Mohegan means wolf people. This wolf-headed spoon was held by Lucy Occum Tantaquidgeon (1733-1830), her daughter, Lucy Teecomwas (1753-1834), and her daughter, Cynthia Hoscott (1778-1855). These women offered their land for the founding of Mohegan Church in 1831. During the 1830’s Federal Indian Removal era, the Connecticut congressional delegation opposed Indian removal including the Cherokee Trail of Tears.

Shallow elongated oval burl bowl with carved effigy handles on each end that resemble wolf heads. Used for serving succotash, this bowl belonged to Chief Uncas. This bowl has cracks on each side that have been previously mended with wire.
Traditional wood splint basket with lid that is decorated with the ‘trail of life’ and floral design that belonged to Noah Uncas and his wife. Small baskets such as this were created to leave offerings of food or goods in the woods for the “Little People” that lived there so they would not cause mischief.
Round burl bowl that belonged to Lucy Occom Tantaquidgeon. In the flat handle white wampum beads in the shape of an “L” are inlaid. In traditional symbolism, white wampum conveys clarity, agreement, healing, and peace. The beads embedded were made from the central columns of whelk shells, likely harvested from the Thames River.

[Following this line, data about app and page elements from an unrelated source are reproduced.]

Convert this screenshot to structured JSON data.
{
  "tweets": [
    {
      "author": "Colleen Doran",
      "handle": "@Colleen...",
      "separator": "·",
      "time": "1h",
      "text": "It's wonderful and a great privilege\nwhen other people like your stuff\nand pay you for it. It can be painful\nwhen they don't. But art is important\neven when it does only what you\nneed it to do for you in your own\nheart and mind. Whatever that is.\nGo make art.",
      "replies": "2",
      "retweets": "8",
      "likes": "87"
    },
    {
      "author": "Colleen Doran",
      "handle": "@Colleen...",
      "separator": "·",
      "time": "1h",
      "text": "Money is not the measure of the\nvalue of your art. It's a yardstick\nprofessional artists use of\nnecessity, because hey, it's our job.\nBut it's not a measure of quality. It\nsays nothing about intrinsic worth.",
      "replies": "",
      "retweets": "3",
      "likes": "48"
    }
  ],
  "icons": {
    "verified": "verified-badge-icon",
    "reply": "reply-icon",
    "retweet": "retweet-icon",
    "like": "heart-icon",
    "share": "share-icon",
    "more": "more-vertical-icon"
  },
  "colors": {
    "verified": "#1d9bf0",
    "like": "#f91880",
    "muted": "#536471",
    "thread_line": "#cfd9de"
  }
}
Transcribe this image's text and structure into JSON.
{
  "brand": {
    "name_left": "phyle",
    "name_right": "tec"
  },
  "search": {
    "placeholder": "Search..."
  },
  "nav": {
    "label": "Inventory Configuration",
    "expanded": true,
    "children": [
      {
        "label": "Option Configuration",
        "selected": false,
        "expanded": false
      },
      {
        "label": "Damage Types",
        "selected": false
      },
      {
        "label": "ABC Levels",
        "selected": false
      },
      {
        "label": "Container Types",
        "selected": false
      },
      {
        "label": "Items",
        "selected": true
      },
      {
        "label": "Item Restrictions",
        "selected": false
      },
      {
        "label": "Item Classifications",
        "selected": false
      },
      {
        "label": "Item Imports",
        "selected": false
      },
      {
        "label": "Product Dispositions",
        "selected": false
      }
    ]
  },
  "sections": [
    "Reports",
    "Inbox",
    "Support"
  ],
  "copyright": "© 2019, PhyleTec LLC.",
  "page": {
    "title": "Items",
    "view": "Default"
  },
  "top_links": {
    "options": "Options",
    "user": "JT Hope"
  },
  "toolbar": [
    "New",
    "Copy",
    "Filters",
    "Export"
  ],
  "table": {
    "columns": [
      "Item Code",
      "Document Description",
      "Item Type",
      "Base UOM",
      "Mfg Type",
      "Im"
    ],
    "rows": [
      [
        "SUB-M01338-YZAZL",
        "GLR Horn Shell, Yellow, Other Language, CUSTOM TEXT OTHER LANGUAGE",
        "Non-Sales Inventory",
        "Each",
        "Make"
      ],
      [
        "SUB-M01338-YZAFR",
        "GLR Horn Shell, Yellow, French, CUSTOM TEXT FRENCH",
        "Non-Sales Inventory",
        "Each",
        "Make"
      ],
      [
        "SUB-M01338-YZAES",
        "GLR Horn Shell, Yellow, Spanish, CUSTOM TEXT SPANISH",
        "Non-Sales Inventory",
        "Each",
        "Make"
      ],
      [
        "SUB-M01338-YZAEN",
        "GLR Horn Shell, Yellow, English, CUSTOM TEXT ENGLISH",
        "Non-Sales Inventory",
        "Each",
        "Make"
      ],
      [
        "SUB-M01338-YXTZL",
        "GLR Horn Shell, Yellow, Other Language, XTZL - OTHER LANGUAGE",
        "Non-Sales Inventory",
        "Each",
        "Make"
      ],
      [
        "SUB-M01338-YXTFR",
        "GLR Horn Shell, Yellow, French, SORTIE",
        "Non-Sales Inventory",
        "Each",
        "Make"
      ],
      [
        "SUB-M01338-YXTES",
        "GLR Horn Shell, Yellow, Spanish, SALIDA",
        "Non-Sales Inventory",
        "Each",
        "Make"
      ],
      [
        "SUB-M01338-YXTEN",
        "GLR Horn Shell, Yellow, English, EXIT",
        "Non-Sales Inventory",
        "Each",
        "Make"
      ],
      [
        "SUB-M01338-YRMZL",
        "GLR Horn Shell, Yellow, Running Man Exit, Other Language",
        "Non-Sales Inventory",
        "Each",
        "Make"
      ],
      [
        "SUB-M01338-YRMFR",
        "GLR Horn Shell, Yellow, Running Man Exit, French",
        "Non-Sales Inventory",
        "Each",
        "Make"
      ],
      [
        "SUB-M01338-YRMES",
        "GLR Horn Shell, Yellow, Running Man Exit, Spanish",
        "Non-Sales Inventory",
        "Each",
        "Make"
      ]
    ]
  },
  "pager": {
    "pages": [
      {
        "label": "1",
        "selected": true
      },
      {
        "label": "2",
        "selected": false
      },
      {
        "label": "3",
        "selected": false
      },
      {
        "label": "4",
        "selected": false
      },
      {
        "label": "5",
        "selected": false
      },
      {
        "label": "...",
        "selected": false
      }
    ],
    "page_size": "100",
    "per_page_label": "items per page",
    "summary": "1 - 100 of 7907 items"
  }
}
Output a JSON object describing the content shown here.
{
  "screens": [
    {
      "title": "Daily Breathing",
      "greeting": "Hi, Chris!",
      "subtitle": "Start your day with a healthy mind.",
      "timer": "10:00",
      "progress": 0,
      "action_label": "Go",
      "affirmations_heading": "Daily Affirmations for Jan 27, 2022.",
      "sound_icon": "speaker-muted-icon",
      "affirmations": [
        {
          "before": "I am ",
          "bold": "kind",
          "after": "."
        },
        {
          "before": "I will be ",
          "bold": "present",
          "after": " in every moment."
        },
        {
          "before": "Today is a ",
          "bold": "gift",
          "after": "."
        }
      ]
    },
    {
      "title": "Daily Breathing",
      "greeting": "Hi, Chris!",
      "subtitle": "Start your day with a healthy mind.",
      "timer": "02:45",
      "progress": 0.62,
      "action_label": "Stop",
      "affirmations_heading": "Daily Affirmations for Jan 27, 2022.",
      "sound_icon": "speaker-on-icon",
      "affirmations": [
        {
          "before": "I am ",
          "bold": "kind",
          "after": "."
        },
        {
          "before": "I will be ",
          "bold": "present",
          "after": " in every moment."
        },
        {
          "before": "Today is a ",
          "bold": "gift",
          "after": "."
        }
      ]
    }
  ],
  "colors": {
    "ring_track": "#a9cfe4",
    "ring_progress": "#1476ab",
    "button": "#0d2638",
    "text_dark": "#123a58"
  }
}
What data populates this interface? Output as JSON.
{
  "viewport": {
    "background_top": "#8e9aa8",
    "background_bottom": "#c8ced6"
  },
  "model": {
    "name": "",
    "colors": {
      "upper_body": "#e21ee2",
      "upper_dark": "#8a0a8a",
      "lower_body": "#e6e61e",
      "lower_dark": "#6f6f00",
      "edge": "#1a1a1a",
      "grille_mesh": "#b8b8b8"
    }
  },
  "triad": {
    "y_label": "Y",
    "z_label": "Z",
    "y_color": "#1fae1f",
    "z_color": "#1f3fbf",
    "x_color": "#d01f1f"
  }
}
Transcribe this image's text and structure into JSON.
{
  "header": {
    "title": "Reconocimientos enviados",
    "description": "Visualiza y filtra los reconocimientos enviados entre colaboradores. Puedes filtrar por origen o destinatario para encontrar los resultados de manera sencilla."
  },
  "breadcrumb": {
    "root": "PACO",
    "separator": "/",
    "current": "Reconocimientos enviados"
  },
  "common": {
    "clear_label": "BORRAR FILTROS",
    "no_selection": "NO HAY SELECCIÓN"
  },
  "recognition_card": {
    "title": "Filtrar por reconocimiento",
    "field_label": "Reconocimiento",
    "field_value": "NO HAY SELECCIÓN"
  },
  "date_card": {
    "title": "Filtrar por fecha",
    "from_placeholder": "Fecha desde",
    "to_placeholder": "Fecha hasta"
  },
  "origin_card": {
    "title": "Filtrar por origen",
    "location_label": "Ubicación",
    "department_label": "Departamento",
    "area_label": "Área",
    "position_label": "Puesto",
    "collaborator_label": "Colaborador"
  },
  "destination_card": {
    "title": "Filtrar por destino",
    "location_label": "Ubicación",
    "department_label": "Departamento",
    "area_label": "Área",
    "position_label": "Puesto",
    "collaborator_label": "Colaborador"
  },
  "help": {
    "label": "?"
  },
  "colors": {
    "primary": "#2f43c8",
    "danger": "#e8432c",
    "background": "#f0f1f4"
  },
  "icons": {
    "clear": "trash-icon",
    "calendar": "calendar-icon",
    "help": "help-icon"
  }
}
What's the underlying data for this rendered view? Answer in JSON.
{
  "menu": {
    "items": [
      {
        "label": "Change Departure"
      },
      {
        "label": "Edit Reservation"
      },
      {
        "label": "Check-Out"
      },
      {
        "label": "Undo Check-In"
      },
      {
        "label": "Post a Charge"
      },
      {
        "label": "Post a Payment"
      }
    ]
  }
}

Native American Graves Protection & Repatriation Act (NAGPRA)

One of the most significant artifacts ever returned to the Mohegan Tribe through NAGPRA is Uncas's bowl. This wooden succotash bowl has two wolfhead handles and is believed to have belonged to Sachem Uncas.